→ WORK REQUIRED
Your task is to set down the line containing "What data populates" and every later line of the entries, word for word, including the last.

Data about app and page elements:
■ ■ ■ ■
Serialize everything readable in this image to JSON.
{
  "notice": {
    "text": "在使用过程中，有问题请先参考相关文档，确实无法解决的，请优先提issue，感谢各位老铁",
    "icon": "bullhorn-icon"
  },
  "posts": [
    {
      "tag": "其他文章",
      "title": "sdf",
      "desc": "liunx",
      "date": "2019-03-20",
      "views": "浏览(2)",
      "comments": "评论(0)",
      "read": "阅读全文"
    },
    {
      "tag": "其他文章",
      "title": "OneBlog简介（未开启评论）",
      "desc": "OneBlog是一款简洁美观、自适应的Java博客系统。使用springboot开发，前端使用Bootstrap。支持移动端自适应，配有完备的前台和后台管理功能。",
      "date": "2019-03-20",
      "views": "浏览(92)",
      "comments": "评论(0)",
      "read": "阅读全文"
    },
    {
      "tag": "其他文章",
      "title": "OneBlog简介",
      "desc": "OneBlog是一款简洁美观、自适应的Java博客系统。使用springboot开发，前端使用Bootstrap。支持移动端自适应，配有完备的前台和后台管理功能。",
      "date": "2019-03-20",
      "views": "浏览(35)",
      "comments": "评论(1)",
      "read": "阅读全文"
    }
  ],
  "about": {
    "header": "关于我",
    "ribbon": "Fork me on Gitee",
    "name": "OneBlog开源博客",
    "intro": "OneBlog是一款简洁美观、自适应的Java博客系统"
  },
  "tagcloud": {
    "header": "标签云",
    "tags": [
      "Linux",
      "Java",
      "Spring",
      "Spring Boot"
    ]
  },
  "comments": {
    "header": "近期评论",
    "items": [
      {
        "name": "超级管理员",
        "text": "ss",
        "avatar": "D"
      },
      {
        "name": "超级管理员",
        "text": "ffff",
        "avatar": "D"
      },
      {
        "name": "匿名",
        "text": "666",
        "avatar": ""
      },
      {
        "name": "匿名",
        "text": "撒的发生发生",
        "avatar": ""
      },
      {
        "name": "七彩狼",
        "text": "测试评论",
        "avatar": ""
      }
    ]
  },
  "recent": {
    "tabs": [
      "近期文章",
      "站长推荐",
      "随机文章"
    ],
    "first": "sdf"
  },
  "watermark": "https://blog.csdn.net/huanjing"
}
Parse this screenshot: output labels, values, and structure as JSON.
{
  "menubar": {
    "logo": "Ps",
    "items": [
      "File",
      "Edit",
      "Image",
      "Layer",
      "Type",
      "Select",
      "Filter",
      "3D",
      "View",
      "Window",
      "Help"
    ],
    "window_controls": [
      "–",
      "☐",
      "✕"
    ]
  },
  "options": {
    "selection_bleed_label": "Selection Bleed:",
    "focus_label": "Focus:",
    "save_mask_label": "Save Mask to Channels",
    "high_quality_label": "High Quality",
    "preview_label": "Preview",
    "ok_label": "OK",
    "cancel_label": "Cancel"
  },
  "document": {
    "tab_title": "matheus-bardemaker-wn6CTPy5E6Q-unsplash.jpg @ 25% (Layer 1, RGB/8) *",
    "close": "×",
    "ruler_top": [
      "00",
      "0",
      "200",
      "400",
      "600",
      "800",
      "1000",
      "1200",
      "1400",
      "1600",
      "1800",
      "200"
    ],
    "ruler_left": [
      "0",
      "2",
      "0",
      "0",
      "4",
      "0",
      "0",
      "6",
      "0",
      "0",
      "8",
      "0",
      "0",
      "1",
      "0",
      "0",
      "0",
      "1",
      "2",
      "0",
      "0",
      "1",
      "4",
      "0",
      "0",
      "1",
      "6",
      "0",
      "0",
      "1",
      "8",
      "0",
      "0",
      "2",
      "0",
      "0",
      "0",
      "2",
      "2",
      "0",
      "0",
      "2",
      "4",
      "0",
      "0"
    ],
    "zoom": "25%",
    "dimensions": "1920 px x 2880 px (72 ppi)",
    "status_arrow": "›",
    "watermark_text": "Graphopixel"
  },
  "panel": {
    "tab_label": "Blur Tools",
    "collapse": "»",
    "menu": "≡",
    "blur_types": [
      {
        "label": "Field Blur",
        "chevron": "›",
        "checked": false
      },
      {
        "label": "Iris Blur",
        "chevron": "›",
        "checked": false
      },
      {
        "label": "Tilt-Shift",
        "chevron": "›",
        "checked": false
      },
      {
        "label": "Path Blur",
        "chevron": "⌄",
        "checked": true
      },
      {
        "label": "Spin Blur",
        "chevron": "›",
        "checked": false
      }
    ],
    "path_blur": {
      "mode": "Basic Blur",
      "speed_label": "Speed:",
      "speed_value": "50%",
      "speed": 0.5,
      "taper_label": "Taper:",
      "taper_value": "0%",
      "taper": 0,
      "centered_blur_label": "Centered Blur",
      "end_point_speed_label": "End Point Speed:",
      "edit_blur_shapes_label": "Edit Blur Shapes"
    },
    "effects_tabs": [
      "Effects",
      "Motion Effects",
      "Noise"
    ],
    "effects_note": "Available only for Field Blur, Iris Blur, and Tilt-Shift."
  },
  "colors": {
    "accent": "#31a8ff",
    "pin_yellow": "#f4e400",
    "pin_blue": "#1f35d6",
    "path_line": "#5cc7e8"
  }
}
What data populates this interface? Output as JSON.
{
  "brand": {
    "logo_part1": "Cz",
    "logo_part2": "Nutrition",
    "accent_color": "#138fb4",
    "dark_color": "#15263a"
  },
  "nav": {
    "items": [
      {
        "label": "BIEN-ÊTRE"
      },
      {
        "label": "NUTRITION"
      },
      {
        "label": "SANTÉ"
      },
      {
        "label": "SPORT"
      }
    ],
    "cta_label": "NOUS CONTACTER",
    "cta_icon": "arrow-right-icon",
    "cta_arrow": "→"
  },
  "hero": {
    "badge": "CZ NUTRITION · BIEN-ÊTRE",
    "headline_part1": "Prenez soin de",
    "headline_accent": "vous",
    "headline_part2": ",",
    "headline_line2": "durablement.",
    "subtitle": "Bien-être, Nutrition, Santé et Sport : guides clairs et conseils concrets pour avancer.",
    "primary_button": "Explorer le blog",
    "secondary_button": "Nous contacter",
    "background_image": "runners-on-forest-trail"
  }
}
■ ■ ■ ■
→ EXPECTED ANSWER
What data populates this interface? Output as JSON.
{
  "brand": {
    "logo_part1": "Cz",
    "logo_part2": "Nutrition",
    "accent_color": "#138fb4",
    "dark_color": "#15263a"
  },
  "nav": {
    "items": [
      {
        "label": "BIEN-ÊTRE"
      },
      {
        "label": "NUTRITION"
      },
      {
        "label": "SANTÉ"
      },
      {
        "label": "SPORT"
      }
    ],
    "cta_label": "NOUS CONTACTER",
    "cta_icon": "arrow-right-icon",
    "cta_arrow": "→"
  },
  "hero": {
    "badge": "CZ NUTRITION · BIEN-ÊTRE",
    "headline_part1": "Prenez soin de",
    "headline_accent": "vous",
    "headline_part2": ",",
    "headline_line2": "durablement.",
    "subtitle": "Bien-être, Nutrition, Santé et Sport : guides clairs et conseils concrets pour avancer.",
    "primary_button": "Explorer le blog",
    "secondary_button": "Nous contacter",
    "background_image": "runners-on-forest-trail"
  }
}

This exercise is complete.